French Cuisine #2 – Great design, little to no content
Without great design, readers may come to your site, get what they want, and get out. Content needs great design or no one will ever notice it. Or if readers do notice it, they most likely won’t navigate beyond what they came to read. Case in point—I am a basketball nerd. Every morning I read Hoopshype.com and ESPN.com. Even though I have been reading Hoopshype for years, I couldn’t tell you who advertises on the site, the names of the regularly appearing columns, or anything about who runs the site—I’m in and I’m out. With ESPN, I read the NBA highlights, view an ad that catches my eye, and before I know it, I’m reading a feature about some champion ping-pong player from Guam. The content may have drawn me there, but it was great navigation and design that made it easy for me to stay.

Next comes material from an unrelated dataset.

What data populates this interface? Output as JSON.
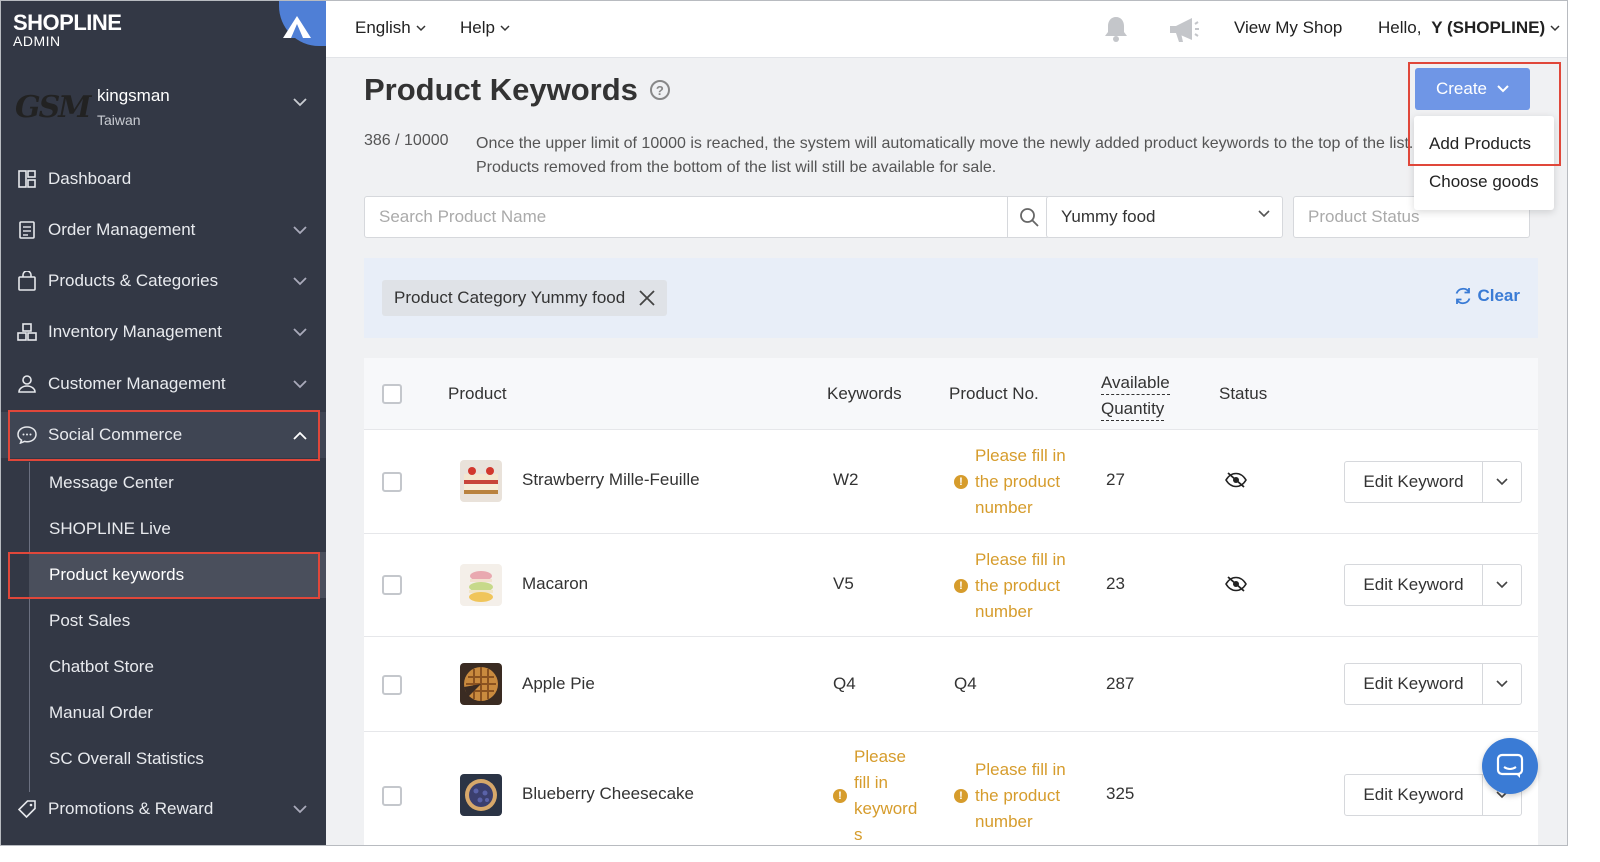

Solution: Make sure your website looks as good as it reads. The truth is, Hoopshype has far better content than ESPN when it comes to basketball. But while the content delivers, the design doesn’t court me to stay.
Meat and Potatoes – No opinion information
Content that tells people what they already know gives readers the impression that the product is available elsewhere—and it doesn’t matter if they use company A or B. Telling me what you sell, what you charge and that you are the best is the same thing everyone else is doing. And in a contest of best vs. best I’m heading for the hills and looking for offbeat and good (at least they are saying something different and I will stand out amongst the crowd of same-osity). Remember, your clients can blend in safely amongst their peers all by themselves (sans your retainer fee).
Solution: Every brand doesn’t need to be as “voicey” as Jet Blue. But every brand does need a personality. Customers should be able to view an ad or read a piece of collateral and know who it’s from without even having to look at your logo.
Smorgasbord – A little of everything
Ever land on a website and wish you had a digital weed-whacker to knock back all the Social Media/Web 2.0 widgets that clutter the site? Welcome to the work of the “smorgasbord content marketer.” That old “throw everything against the wall and see what sticks” mentality unbelievably employs people for years, but flies in the face of logic when you are in the business of measuring who read what, when, why and how it may lead to a sale.
Solution: Take a look at your site and then your competitors’ sites. Do those
widgets add value? Do they differentiate you from the pack? Or does your site look like a 2008 Jaguar littered with bumper stickers?
About the Author
Ian Alexander has held fancy titles like Director of Technology Projects and Director of Operations for New York City area technology firms before moving back to his real love, writing. He has managed content projects in affiliate marketing, publishing, outsourcing, and retail. When Ian’s not working, you can find him blustering about the relevance of quality Web 2.0 content on the EAT MEDIA blog or reading one of the 314 magazines scattered around the office, with post it notes close at hand. Ian blogs at Eat Media blog.